ACTION ITEM.
Your answer must be an exact repetition of every record.

▽

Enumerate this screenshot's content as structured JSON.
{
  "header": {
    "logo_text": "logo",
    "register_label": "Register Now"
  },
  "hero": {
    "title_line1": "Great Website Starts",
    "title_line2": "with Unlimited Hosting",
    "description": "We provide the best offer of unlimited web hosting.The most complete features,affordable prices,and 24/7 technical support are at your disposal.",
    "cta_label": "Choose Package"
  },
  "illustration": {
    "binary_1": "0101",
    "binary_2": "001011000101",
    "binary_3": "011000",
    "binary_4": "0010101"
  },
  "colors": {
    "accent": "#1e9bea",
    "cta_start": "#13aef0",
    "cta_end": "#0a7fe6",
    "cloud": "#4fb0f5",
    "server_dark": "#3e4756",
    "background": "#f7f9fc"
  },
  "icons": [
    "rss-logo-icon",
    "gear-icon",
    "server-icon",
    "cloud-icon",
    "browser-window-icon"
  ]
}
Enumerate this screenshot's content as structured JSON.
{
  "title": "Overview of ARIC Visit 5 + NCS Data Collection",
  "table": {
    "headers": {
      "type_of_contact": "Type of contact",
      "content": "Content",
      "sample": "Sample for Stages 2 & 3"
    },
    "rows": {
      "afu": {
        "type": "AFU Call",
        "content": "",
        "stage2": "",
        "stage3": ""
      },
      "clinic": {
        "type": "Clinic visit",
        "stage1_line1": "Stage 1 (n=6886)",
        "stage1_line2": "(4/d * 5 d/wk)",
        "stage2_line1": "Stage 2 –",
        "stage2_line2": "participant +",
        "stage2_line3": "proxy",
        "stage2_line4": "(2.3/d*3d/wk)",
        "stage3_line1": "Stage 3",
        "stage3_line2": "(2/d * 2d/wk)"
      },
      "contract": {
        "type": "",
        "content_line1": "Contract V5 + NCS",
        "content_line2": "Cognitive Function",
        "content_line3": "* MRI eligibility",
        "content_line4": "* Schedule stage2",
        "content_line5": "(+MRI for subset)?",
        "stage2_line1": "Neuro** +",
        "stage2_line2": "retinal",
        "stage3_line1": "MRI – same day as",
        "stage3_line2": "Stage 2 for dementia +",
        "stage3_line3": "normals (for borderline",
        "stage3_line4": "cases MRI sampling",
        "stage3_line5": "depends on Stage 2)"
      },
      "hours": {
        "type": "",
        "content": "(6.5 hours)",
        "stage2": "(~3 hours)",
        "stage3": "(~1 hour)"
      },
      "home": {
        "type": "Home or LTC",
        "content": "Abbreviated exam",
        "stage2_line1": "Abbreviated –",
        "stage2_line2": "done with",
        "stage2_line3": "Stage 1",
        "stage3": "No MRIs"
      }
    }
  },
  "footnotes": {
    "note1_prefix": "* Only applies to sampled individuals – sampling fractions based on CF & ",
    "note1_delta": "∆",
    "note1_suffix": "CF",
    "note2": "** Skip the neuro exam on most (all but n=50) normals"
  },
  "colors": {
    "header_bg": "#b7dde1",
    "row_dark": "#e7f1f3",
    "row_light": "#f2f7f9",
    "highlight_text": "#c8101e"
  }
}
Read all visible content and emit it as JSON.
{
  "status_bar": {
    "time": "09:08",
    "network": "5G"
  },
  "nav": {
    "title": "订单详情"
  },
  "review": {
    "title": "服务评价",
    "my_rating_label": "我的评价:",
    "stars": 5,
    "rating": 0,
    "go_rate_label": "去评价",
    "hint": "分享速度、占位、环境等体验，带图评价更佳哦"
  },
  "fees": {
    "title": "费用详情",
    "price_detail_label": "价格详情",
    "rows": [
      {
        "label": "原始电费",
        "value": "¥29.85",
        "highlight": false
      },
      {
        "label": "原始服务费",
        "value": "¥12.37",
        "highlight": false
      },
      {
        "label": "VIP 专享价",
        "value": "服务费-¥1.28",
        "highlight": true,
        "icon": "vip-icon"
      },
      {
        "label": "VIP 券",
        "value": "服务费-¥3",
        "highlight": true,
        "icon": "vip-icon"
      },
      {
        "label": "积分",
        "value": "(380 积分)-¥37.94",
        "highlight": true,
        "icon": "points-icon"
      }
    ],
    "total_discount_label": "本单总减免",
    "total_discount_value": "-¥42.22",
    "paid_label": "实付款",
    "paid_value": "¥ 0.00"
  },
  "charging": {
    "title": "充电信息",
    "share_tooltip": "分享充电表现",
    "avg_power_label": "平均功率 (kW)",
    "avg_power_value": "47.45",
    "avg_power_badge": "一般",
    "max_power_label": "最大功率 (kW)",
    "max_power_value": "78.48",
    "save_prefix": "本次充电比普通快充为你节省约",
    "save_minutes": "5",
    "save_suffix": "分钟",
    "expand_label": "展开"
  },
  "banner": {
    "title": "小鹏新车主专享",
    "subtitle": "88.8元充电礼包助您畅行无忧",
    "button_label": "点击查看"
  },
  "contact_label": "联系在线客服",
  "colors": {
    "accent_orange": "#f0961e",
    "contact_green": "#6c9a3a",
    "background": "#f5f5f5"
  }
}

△

TASK ANSWER.
Enumerate this screenshot's content as structured JSON.
{
  "header": {
    "logo_text": "logo",
    "register_label": "Register Now"
  },
  "hero": {
    "title_line1": "Great Website Starts",
    "title_line2": "with Unlimited Hosting",
    "description": "We provide the best offer of unlimited web hosting.The most complete features,affordable prices,and 24/7 technical support are at your disposal.",
    "cta_label": "Choose Package"
  },
  "illustration": {
    "binary_1": "0101",
    "binary_2": "001011000101",
    "binary_3": "011000",
    "binary_4": "0010101"
  },
  "colors": {
    "accent": "#1e9bea",
    "cta_start": "#13aef0",
    "cta_end": "#0a7fe6",
    "cloud": "#4fb0f5",
    "server_dark": "#3e4756",
    "background": "#f7f9fc"
  },
  "icons": [
    "rss-logo-icon",
    "gear-icon",
    "server-icon",
    "cloud-icon",
    "browser-window-icon"
  ]
}
Enumerate this screenshot's content as structured JSON.
{
  "title": "Overview of ARIC Visit 5 + NCS Data Collection",
  "table": {
    "headers": {
      "type_of_contact": "Type of contact",
      "content": "Content",
      "sample": "Sample for Stages 2 & 3"
    },
    "rows": {
      "afu": {
        "type": "AFU Call",
        "content": "",
        "stage2": "",
        "stage3": ""
      },
      "clinic": {
        "type": "Clinic visit",
        "stage1_line1": "Stage 1 (n=6886)",
        "stage1_line2": "(4/d * 5 d/wk)",
        "stage2_line1": "Stage 2 –",
        "stage2_line2": "participant +",
        "stage2_line3": "proxy",
        "stage2_line4": "(2.3/d*3d/wk)",
        "stage3_line1": "Stage 3",
        "stage3_line2": "(2/d * 2d/wk)"
      },
      "contract": {
        "type": "",
        "content_line1": "Contract V5 + NCS",
        "content_line2": "Cognitive Function",
        "content_line3": "* MRI eligibility",
        "content_line4": "* Schedule stage2",
        "content_line5": "(+MRI for subset)?",
        "stage2_line1": "Neuro** +",
        "stage2_line2": "retinal",
        "stage3_line1": "MRI – same day as",
        "stage3_line2": "Stage 2 for dementia +",
        "stage3_line3": "normals (for borderline",
        "stage3_line4": "cases MRI sampling",
        "stage3_line5": "depends on Stage 2)"
      },
      "hours": {
        "type": "",
        "content": "(6.5 hours)",
        "stage2": "(~3 hours)",
        "stage3": "(~1 hour)"
      },
      "home": {
        "type": "Home or LTC",
        "content": "Abbreviated exam",
        "stage2_line1": "Abbreviated –",
        "stage2_line2": "done with",
        "stage2_line3": "Stage 1",
        "stage3": "No MRIs"
      }
    }
  },
  "footnotes": {
    "note1_prefix": "* Only applies to sampled individuals – sampling fractions based on CF & ",
    "note1_delta": "∆",
    "note1_suffix": "CF",
    "note2": "** Skip the neuro exam on most (all but n=50) normals"
  },
  "colors": {
    "header_bg": "#b7dde1",
    "row_dark": "#e7f1f3",
    "row_light": "#f2f7f9",
    "highlight_text": "#c8101e"
  }
}
Read all visible content and emit it as JSON.
{
  "status_bar": {
    "time": "09:08",
    "network": "5G"
  },
  "nav": {
    "title": "订单详情"
  },
  "review": {
    "title": "服务评价",
    "my_rating_label": "我的评价:",
    "stars": 5,
    "rating": 0,
    "go_rate_label": "去评价",
    "hint": "分享速度、占位、环境等体验，带图评价更佳哦"
  },
  "fees": {
    "title": "费用详情",
    "price_detail_label": "价格详情",
    "rows": [
      {
        "label": "原始电费",
        "value": "¥29.85",
        "highlight": false
      },
      {
        "label": "原始服务费",
        "value": "¥12.37",
        "highlight": false
      },
      {
        "label": "VIP 专享价",
        "value": "服务费-¥1.28",
        "highlight": true,
        "icon": "vip-icon"
      },
      {
        "label": "VIP 券",
        "value": "服务费-¥3",
        "highlight": true,
        "icon": "vip-icon"
      },
      {
        "label": "积分",
        "value": "(380 积分)-¥37.94",
        "highlight": true,
        "icon": "points-icon"
      }
    ],
    "total_discount_label": "本单总减免",
    "total_discount_value": "-¥42.22",
    "paid_label": "实付款",
    "paid_value": "¥ 0.00"
  },
  "charging": {
    "title": "充电信息",
    "share_tooltip": "分享充电表现",
    "avg_power_label": "平均功率 (kW)",
    "avg_power_value": "47.45",
    "avg_power_badge": "一般",
    "max_power_label": "最大功率 (kW)",
    "max_power_value": "78.48",
    "save_prefix": "本次充电比普通快充为你节省约",
    "save_minutes": "5",
    "save_suffix": "分钟",
    "expand_label": "展开"
  },
  "banner": {
    "title": "小鹏新车主专享",
    "subtitle": "88.8元充电礼包助您畅行无忧",
    "button_label": "点击查看"
  },
  "contact_label": "联系在线客服",
  "colors": {
    "accent_orange": "#f0961e",
    "contact_green": "#6c9a3a",
    "background": "#f5f5f5"
  }
}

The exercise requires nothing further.